Tennessee has developed air transportation through two strategic avenues: Commercial Service (CS) Airports and General Aviation (GA) Airports. The six CS airports have invested heavily in cargo handling infrastructure to meet the demands of businesses. For instance, Memphis International Airport has been the world's largest cargo airport for more than 18 years and continues to enjoy this distinction. The 74 General Aviation airports offer just-in-time shipping opportunities that have been utilized by large scale manufacturing operations.

Read a detailed description of Tennessee’s airways.


Tennessee's road system stretches over 87,000 miles, enough to circle the world more than three times. Of that, about 14,000 miles are totally maintained by the state. Those 14,000 miles represent 16% of the total highway miles within Tennessee, but they carry approximately 75% of the traffic.

Included in the state highway system are more than 1,100 miles of interstate highways. Although the interstate system makes up just over 1% of the total highway mileage, it carries approximately one quarter of all the traffic in Tennessee. Our location puts us within one day of 75% of the major U.S. markets and within 600 miles of 48% of the nation's population.

Read a detailed description of Tennessee’s highways.

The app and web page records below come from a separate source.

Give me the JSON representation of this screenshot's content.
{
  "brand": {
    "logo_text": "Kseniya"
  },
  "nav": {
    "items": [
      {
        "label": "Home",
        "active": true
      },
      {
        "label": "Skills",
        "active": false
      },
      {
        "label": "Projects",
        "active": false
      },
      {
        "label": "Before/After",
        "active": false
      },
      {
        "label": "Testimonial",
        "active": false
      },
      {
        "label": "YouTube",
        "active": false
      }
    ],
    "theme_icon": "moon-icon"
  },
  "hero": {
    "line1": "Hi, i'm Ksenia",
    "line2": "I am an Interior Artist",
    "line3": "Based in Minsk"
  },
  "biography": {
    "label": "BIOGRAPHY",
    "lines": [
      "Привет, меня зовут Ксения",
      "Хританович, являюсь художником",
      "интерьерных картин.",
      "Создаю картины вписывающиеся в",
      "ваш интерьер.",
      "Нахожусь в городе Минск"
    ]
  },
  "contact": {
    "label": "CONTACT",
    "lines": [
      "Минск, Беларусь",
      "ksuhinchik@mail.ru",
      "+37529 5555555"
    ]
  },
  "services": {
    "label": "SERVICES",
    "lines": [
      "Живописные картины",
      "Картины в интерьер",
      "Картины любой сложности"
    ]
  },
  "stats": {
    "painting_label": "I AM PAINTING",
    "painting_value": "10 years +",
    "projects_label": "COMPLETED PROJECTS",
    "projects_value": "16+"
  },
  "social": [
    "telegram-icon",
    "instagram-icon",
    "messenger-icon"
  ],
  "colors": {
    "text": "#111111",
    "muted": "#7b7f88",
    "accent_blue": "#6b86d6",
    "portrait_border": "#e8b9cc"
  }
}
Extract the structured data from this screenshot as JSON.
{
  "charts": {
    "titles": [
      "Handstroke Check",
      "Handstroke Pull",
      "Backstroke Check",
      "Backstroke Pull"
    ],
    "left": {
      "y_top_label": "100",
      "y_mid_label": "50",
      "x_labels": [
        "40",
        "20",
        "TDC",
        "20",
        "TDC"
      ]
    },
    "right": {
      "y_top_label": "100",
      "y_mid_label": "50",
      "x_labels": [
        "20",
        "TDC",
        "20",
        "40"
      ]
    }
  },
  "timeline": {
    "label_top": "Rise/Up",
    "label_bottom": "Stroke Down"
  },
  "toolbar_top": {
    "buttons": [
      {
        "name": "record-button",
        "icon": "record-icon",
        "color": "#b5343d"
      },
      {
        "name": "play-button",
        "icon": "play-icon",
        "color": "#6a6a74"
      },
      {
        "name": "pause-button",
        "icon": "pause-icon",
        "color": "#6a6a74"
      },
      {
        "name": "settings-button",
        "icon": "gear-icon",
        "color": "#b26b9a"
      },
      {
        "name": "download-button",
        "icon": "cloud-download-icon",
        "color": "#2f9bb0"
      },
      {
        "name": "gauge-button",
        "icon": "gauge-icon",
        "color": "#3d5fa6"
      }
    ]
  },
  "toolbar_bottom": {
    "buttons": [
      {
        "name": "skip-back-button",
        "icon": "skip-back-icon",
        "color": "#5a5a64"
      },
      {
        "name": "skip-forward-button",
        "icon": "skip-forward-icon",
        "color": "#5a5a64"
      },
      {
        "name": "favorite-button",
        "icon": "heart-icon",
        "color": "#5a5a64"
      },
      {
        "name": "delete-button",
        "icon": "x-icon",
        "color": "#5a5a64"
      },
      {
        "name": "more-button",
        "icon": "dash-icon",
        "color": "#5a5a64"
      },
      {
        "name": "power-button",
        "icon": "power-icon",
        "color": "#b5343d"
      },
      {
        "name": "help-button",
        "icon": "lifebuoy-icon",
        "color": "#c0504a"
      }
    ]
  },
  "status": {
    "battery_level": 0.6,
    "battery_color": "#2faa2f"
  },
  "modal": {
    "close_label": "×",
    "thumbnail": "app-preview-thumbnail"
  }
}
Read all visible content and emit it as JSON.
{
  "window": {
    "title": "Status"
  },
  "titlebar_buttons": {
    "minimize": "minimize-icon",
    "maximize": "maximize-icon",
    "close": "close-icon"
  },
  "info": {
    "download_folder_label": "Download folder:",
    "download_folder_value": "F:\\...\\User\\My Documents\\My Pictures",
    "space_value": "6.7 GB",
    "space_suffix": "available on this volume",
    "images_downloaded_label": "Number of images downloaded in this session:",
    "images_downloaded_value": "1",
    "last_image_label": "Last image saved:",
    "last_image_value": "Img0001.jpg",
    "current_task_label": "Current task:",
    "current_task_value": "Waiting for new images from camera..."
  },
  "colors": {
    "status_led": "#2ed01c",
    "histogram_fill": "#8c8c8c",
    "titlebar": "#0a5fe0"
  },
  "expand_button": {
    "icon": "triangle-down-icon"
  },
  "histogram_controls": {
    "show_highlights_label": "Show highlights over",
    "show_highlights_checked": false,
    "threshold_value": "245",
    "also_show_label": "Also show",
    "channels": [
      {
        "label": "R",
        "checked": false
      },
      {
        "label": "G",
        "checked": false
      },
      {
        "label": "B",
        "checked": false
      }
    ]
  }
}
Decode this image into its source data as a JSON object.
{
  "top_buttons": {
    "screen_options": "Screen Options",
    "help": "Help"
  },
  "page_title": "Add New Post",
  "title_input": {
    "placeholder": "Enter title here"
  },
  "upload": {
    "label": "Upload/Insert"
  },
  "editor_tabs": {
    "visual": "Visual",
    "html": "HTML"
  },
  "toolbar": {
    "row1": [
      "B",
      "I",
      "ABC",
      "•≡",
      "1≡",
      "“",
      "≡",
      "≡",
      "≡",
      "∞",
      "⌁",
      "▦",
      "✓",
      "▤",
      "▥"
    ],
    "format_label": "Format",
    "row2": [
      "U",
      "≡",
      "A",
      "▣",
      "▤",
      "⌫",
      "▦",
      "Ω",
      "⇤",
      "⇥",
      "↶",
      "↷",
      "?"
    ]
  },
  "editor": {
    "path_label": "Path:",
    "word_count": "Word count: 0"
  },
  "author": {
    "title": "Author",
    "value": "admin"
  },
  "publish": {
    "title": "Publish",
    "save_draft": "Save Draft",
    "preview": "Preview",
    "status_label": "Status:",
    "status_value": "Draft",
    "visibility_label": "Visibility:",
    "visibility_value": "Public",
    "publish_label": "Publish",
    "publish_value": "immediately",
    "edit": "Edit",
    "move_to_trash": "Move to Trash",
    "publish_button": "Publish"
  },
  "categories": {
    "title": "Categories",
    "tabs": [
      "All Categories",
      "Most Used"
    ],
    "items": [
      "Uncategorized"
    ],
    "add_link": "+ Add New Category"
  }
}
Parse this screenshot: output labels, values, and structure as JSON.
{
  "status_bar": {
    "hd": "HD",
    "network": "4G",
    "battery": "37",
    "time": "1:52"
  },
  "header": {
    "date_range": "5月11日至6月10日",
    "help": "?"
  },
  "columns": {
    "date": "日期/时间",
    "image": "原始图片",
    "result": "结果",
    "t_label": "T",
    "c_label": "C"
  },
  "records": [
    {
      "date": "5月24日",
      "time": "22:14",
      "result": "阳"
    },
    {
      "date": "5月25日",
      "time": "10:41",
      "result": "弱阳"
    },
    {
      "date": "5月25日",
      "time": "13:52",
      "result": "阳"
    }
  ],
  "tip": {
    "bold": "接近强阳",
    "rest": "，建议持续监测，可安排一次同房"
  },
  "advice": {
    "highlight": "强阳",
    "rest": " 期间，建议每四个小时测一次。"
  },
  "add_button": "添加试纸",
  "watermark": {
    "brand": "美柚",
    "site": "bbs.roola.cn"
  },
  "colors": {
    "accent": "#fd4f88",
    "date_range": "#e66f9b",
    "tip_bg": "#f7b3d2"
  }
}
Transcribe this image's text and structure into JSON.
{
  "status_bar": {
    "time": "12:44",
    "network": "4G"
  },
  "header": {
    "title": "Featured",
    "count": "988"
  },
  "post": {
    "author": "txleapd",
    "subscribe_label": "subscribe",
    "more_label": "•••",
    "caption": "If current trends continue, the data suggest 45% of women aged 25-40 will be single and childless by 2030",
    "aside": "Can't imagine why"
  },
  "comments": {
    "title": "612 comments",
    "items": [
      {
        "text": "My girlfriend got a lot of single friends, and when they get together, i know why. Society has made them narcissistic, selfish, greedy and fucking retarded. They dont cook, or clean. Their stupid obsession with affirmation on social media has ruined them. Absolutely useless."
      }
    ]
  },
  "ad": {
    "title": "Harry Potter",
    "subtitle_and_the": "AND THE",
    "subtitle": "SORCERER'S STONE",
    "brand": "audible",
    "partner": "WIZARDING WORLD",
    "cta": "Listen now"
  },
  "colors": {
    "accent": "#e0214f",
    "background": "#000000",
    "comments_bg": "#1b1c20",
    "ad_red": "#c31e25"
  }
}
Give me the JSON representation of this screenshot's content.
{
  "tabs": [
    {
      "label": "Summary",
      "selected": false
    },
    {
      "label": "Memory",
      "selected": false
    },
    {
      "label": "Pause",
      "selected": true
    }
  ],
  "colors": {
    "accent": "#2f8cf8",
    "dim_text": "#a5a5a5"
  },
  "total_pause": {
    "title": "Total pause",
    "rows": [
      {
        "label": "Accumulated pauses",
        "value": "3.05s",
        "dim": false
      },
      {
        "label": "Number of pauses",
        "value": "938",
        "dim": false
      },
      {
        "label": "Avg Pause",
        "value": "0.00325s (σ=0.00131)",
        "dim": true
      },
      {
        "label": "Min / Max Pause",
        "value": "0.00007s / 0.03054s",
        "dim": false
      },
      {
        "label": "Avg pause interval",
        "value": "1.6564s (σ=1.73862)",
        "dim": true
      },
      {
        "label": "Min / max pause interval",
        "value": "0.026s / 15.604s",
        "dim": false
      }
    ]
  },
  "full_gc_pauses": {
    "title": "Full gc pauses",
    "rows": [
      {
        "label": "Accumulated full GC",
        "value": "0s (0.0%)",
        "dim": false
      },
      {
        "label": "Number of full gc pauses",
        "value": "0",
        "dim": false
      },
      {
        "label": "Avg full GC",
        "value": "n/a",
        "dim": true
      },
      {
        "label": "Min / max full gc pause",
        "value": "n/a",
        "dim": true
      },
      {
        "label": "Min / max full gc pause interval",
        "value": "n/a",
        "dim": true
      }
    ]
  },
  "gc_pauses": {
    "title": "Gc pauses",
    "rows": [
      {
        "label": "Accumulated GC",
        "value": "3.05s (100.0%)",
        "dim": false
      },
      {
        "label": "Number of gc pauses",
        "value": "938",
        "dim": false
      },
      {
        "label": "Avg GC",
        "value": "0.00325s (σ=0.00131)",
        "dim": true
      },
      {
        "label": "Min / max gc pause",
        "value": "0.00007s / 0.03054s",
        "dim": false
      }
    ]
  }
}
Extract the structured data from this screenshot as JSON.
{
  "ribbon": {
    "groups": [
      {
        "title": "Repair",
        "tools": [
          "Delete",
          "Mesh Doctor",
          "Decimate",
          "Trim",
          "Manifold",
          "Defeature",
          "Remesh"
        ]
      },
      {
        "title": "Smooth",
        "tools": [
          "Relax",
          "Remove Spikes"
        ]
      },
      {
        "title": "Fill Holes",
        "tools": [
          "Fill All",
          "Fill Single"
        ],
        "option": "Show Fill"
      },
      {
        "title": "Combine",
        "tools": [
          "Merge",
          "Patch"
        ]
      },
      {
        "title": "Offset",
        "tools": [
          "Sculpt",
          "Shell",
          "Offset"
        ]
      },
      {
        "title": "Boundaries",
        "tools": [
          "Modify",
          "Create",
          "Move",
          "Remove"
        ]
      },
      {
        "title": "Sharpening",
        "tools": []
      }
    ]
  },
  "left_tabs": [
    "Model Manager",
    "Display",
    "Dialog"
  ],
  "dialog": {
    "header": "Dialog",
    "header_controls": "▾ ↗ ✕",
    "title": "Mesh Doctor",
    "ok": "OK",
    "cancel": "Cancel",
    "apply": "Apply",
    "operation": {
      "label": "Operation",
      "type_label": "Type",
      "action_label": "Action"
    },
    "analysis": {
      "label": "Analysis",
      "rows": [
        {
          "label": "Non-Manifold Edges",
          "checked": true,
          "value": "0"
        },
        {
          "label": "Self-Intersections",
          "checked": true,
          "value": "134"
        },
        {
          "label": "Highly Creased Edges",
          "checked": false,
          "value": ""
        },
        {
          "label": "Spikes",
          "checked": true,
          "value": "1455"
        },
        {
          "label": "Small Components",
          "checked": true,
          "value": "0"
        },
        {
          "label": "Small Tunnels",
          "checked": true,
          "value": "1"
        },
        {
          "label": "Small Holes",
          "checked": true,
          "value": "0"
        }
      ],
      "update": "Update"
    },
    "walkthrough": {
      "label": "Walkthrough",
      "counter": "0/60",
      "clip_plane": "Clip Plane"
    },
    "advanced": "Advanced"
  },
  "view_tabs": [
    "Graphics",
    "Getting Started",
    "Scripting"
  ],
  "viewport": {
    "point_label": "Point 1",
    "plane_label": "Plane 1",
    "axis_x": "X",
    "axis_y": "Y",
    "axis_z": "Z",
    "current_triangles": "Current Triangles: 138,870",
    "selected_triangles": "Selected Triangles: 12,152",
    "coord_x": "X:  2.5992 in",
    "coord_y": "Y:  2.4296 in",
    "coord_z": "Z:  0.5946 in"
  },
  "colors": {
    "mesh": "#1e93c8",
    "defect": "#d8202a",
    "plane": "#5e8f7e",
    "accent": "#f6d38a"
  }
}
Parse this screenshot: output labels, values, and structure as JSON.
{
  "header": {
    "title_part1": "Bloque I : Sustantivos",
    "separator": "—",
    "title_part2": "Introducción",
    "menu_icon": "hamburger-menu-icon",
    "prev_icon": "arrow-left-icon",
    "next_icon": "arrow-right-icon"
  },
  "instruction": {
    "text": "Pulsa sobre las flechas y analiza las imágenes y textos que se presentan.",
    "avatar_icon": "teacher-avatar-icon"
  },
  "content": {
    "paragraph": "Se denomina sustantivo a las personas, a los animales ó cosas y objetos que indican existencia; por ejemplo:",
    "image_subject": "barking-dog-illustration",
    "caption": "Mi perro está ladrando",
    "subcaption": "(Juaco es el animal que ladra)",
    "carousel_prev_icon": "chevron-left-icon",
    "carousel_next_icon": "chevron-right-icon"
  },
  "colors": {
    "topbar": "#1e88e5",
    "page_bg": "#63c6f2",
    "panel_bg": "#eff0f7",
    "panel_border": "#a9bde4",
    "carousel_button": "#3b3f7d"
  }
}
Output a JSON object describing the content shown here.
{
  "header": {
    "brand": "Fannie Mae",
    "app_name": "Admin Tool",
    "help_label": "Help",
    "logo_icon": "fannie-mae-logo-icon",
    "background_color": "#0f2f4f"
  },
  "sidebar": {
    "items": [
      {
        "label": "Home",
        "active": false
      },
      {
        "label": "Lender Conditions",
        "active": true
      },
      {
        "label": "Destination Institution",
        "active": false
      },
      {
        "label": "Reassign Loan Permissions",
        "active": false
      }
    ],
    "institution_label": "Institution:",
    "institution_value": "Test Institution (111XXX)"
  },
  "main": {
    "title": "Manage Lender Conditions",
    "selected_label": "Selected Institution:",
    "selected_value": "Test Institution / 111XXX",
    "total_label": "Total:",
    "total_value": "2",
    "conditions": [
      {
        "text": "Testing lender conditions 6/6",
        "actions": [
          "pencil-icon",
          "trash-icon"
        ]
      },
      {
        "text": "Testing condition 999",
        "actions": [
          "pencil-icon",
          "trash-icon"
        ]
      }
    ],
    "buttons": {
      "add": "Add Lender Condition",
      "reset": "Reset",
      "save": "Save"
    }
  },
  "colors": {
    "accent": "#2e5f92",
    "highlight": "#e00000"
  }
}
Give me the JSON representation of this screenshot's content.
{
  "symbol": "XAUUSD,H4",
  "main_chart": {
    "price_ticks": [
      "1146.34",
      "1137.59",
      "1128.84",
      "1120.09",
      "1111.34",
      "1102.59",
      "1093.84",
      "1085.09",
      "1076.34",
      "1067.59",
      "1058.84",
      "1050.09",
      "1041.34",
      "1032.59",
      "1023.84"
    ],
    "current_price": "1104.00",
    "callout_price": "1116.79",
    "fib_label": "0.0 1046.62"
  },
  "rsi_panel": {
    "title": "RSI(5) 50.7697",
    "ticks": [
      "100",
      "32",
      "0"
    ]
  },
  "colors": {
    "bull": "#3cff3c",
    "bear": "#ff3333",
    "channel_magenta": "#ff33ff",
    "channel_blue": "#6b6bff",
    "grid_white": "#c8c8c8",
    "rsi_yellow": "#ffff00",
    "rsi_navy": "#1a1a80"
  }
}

Tennessee has one of the South's most extensive rail systems, with more than 3,200 miles of main and shortline railroads. Tennessee's three main rail systems are CSX, Norfolk Southern and Canadian National/Illinois Central, with 22 shortline railroads across the state.

Read a detailed description of Tennessee’s railways.


Tennessee is centrally located on the nation's inland waterway system. The Tennessee, Mississippi and Cumberland Rivers and their tributaries supply water transport opportunities to many communities across the state. Tennessee enjoys the benefit of more than 1,062 miles of navigable waterways across the state. The Tennessee inland water system connects terminals on the Tennessee, Cumberland and Mississippi Rivers and their tributaries with river ports in 21 states and ocean ports in Houston, Texas; New Orleans, Louisiana; and Mobile, Alabama. The Tennessee-Tombigbee Waterway provides Tennessee with direct access to the Gulf of Mexico harbors and international markets.

Read a detailed description of Tennessee’s waterways.